Disney’s latest live action remake will inevitably divide critics. While some are excited by the new take on the old Disney classic, others are disappointed by the colorful and brash remake.
It is clear what the creators of this gawdy adaptation were trying to do. The character of Jasmine in the original movie is notoriously problematic, and so they tried to give her a 21st-century makeover. She even gets her own song called “Speechless,” which is about her finding her voice when she has been consistently silenced by those around her.
While the idea had the potential to be moving, we got the impression that Jasmine was curated for the commercial feminist rather than being a compelling, layered character. Her new drive and political ambition do make her character significantly better, it’s just a shame her character feels more like an archetype than a real person.
Will Smith’s performance as the genie will likely be the thing that divides critics the most. His character was bombastic and overzealous but his performance also kind of grows on you.

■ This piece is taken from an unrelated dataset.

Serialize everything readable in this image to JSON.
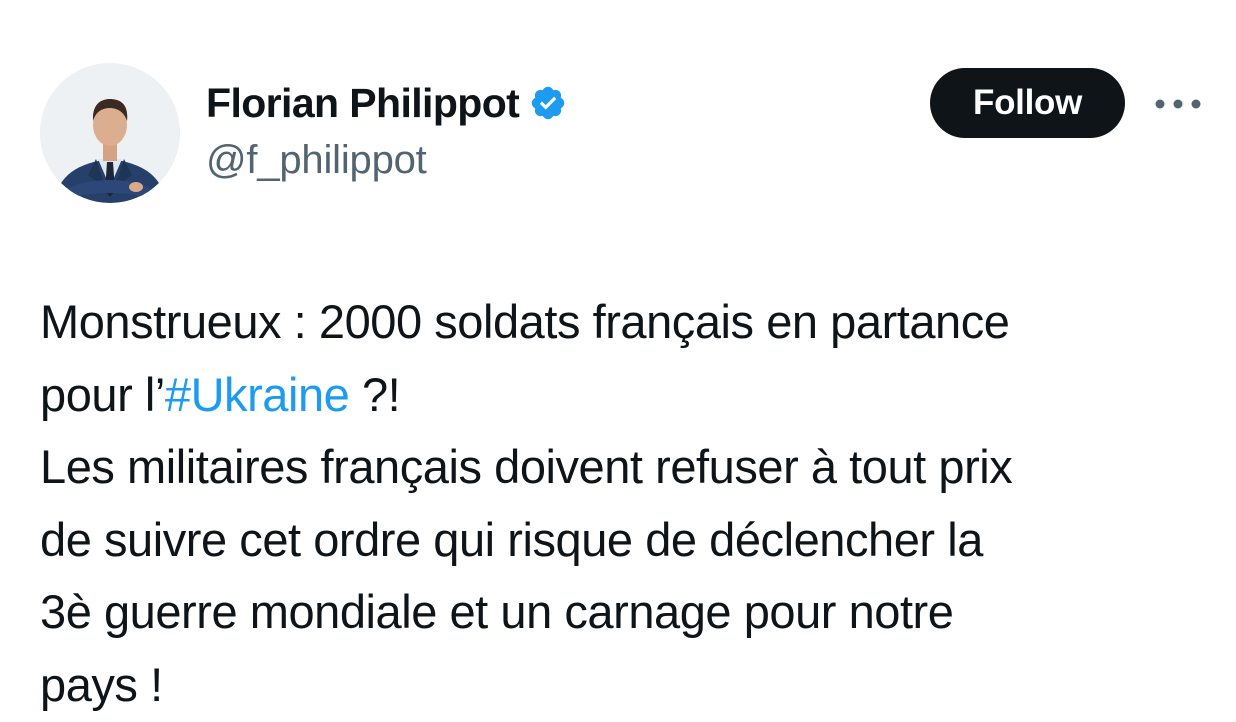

Unfortunately, one cannot play the genie without expecting to be compared to the iconic performance delivered by the late Robin Williams. Although it is a little harsh to compare, Smith’s portrayal was just not that funny by comparison. Or at all for that matter. It’s definitely not Will Smith’s finest performance.

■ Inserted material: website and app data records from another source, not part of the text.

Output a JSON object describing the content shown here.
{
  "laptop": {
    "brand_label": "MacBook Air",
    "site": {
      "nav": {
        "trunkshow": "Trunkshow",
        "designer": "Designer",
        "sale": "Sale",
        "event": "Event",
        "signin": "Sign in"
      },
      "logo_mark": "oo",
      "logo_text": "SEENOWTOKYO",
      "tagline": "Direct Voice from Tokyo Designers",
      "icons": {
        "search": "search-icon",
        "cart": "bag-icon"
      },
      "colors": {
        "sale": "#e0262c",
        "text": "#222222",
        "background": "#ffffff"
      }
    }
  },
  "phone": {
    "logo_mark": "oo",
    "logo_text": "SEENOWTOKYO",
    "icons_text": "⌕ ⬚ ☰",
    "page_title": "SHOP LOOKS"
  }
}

Visually, the Persian setting of the movie was wonderful, for the naive watcher. There was less focus on the details and more focus on providing an over-the-top CGI fest.

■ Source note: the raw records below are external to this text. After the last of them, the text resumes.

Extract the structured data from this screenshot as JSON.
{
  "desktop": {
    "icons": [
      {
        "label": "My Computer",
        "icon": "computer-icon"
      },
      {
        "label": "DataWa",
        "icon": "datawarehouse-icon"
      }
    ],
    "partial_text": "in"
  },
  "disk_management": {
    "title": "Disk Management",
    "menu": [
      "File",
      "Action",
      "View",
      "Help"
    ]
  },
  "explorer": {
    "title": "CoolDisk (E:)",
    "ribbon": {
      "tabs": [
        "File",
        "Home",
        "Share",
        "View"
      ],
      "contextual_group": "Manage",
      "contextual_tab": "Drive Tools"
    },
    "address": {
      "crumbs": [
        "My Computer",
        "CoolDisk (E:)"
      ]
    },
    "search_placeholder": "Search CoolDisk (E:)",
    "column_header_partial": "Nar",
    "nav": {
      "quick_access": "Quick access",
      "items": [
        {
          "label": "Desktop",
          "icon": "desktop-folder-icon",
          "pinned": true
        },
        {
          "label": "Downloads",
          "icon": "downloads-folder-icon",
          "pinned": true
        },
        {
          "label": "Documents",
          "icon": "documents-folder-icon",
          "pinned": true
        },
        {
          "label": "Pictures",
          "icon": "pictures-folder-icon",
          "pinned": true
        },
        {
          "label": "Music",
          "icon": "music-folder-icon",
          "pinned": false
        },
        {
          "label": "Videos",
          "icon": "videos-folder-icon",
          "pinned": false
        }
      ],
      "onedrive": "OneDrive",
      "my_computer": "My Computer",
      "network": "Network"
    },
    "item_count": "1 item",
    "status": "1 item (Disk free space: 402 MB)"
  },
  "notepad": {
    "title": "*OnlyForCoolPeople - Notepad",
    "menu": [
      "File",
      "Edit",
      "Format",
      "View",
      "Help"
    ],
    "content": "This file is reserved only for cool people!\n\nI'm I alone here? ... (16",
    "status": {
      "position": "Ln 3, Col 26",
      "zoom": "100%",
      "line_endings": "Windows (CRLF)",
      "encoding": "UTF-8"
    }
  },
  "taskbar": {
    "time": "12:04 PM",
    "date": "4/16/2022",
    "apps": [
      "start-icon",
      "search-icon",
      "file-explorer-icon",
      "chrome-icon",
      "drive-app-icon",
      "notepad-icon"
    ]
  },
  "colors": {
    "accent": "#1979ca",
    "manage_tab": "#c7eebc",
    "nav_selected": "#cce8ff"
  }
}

It’s actually quite impressive how Aladdin succeeds in being bright and colorful while simultaneously being devoid of any personality. The charm was lost, and yet it’s still hard to hate on. This is largely because of the strength of the original story and our love of the musical numbers. The actors sang their hearts out and although things got tacky in some places, it’s all part of the fun.
Overall, Aladdin falls short of the original. It amends some of the dated ideas Disney made in the first animated feature, but it tries so hard to please that it loses the curiosity and charm we would expect from the Persian tale.